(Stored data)
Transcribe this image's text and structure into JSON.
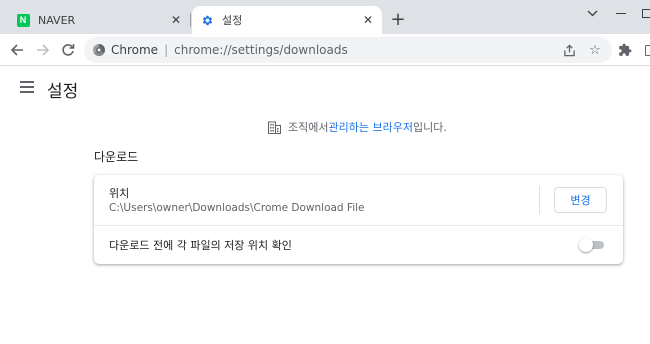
{
  "tabs": [
    {
      "title": "NAVER",
      "favicon": "naver-logo-icon",
      "favicon_letter": "N",
      "active": false
    },
    {
      "title": "설정",
      "favicon": "settings-gear-icon",
      "active": true
    }
  ],
  "toolbar": {
    "origin_label": "Chrome",
    "separator": "|",
    "url": "chrome://settings/downloads"
  },
  "settings": {
    "title": "설정",
    "managed_notice": {
      "prefix": "조직에서 ",
      "link": "관리하는 브라우저",
      "suffix": "입니다."
    },
    "downloads": {
      "section_title": "다운로드",
      "location_label": "위치",
      "location_path": "C:\\Users\\owner\\Downloads\\Crome Download File",
      "change_button": "변경",
      "ask_label": "다운로드 전에 각 파일의 저장 위치 확인",
      "ask_enabled": false
    }
  },
  "colors": {
    "accent": "#1a73e8",
    "tabstrip": "#dee1e6",
    "naver_green": "#03c75a"
  }
}
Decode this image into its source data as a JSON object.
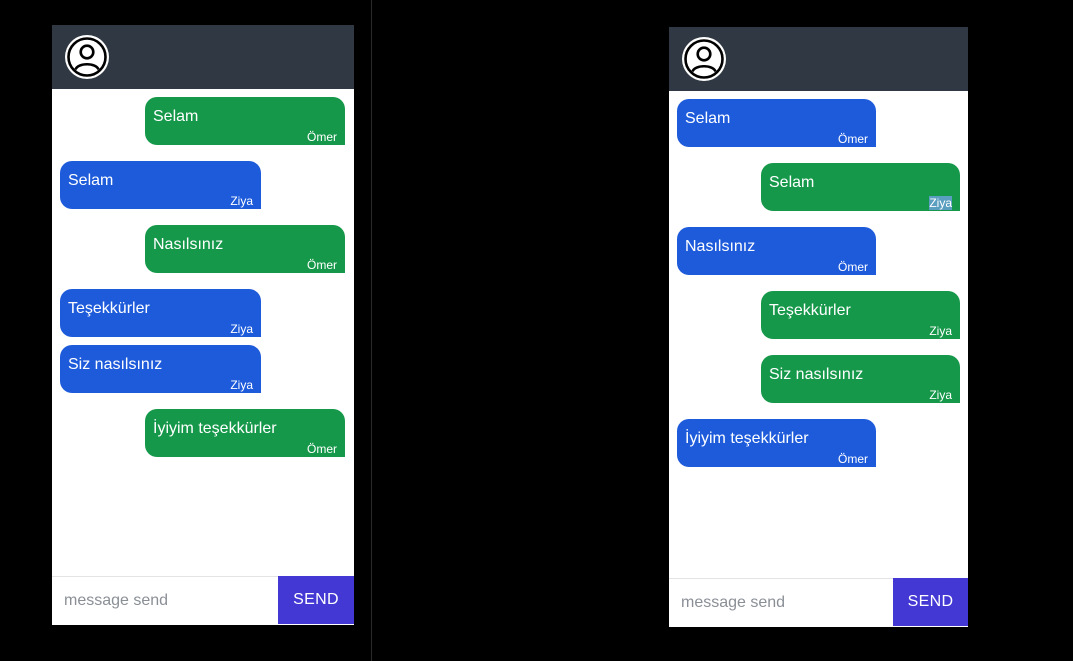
{
  "left_panel": {
    "messages": [
      {
        "text": "Selam",
        "sender": "Ömer",
        "side": "right",
        "color": "#16984a"
      },
      {
        "text": "Selam",
        "sender": "Ziya",
        "side": "left",
        "color": "#1d5bdb"
      },
      {
        "text": "Nasılsınız",
        "sender": "Ömer",
        "side": "right",
        "color": "#16984a"
      },
      {
        "text": "Teşekkürler",
        "sender": "Ziya",
        "side": "left",
        "color": "#1d5bdb"
      },
      {
        "text": "Siz nasılsınız",
        "sender": "Ziya",
        "side": "left",
        "color": "#1d5bdb"
      },
      {
        "text": "İyiyim teşekkürler",
        "sender": "Ömer",
        "side": "right",
        "color": "#16984a"
      }
    ],
    "input_placeholder": "message send",
    "send_label": "SEND"
  },
  "right_panel": {
    "messages": [
      {
        "text": "Selam",
        "sender": "Ömer",
        "side": "left",
        "color": "#1d5bdb"
      },
      {
        "text": "Selam",
        "sender": "Ziya",
        "side": "right",
        "color": "#16984a"
      },
      {
        "text": "Nasılsınız",
        "sender": "Ömer",
        "side": "left",
        "color": "#1d5bdb"
      },
      {
        "text": "Teşekkürler",
        "sender": "Ziya",
        "side": "right",
        "color": "#16984a"
      },
      {
        "text": "Siz nasılsınız",
        "sender": "Ziya",
        "side": "right",
        "color": "#16984a"
      },
      {
        "text": "İyiyim teşekkürler",
        "sender": "Ömer",
        "side": "left",
        "color": "#1d5bdb"
      }
    ],
    "input_placeholder": "message send",
    "send_label": "SEND"
  },
  "colors": {
    "header": "#2f3843",
    "own_bubble": "#16984a",
    "other_bubble": "#1d5bdb",
    "send_button": "#4338d4"
  },
  "icons": {
    "avatar": "user-circle-icon"
  }
}
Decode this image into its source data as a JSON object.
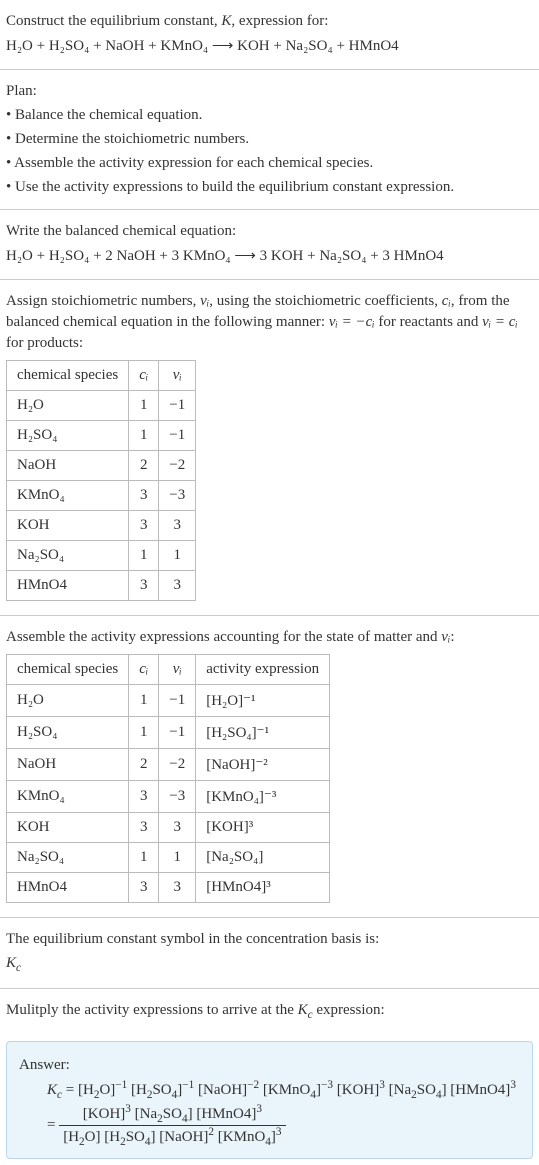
{
  "intro": {
    "prompt_line1": "Construct the equilibrium constant, ",
    "K": "K",
    "prompt_line1b": ", expression for:",
    "equation_text": "H₂O + H₂SO₄ + NaOH + KMnO₄  ⟶  KOH + Na₂SO₄ + HMnO4"
  },
  "plan": {
    "heading": "Plan:",
    "b1": "• Balance the chemical equation.",
    "b2": "• Determine the stoichiometric numbers.",
    "b3": "• Assemble the activity expression for each chemical species.",
    "b4": "• Use the activity expressions to build the equilibrium constant expression."
  },
  "balanced": {
    "heading": "Write the balanced chemical equation:",
    "equation_text": "H₂O + H₂SO₄ + 2 NaOH + 3 KMnO₄  ⟶  3 KOH + Na₂SO₄ + 3 HMnO4"
  },
  "stoich": {
    "intro1": "Assign stoichiometric numbers, ",
    "nu_i": "νᵢ",
    "intro2": ", using the stoichiometric coefficients, ",
    "c_i": "cᵢ",
    "intro3": ", from the balanced chemical equation in the following manner: ",
    "rel1": "νᵢ = −cᵢ",
    "intro4": " for reactants and ",
    "rel2": "νᵢ = cᵢ",
    "intro5": " for products:",
    "headers": {
      "species": "chemical species",
      "ci": "cᵢ",
      "nui": "νᵢ"
    },
    "rows": [
      {
        "species": "H₂O",
        "ci": "1",
        "nui": "−1"
      },
      {
        "species": "H₂SO₄",
        "ci": "1",
        "nui": "−1"
      },
      {
        "species": "NaOH",
        "ci": "2",
        "nui": "−2"
      },
      {
        "species": "KMnO₄",
        "ci": "3",
        "nui": "−3"
      },
      {
        "species": "KOH",
        "ci": "3",
        "nui": "3"
      },
      {
        "species": "Na₂SO₄",
        "ci": "1",
        "nui": "1"
      },
      {
        "species": "HMnO4",
        "ci": "3",
        "nui": "3"
      }
    ]
  },
  "activity": {
    "heading1": "Assemble the activity expressions accounting for the state of matter and ",
    "nu_i": "νᵢ",
    "heading2": ":",
    "headers": {
      "species": "chemical species",
      "ci": "cᵢ",
      "nui": "νᵢ",
      "act": "activity expression"
    },
    "rows": [
      {
        "species": "H₂O",
        "ci": "1",
        "nui": "−1",
        "act": "[H₂O]⁻¹"
      },
      {
        "species": "H₂SO₄",
        "ci": "1",
        "nui": "−1",
        "act": "[H₂SO₄]⁻¹"
      },
      {
        "species": "NaOH",
        "ci": "2",
        "nui": "−2",
        "act": "[NaOH]⁻²"
      },
      {
        "species": "KMnO₄",
        "ci": "3",
        "nui": "−3",
        "act": "[KMnO₄]⁻³"
      },
      {
        "species": "KOH",
        "ci": "3",
        "nui": "3",
        "act": "[KOH]³"
      },
      {
        "species": "Na₂SO₄",
        "ci": "1",
        "nui": "1",
        "act": "[Na₂SO₄]"
      },
      {
        "species": "HMnO4",
        "ci": "3",
        "nui": "3",
        "act": "[HMnO4]³"
      }
    ]
  },
  "basis": {
    "line1": "The equilibrium constant symbol in the concentration basis is:",
    "symbol": "K_c"
  },
  "multiply": {
    "line1a": "Mulitply the activity expressions to arrive at the ",
    "Kc": "K_c",
    "line1b": " expression:"
  },
  "answer": {
    "label": "Answer:",
    "line1": "K_c = [H₂O]⁻¹ [H₂SO₄]⁻¹ [NaOH]⁻² [KMnO₄]⁻³ [KOH]³ [Na₂SO₄] [HMnO4]³",
    "frac_num": "[KOH]³ [Na₂SO₄] [HMnO4]³",
    "frac_den": "[H₂O] [H₂SO₄] [NaOH]² [KMnO₄]³",
    "equals": "= "
  }
}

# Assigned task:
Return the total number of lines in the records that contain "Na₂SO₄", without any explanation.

# Your response:
7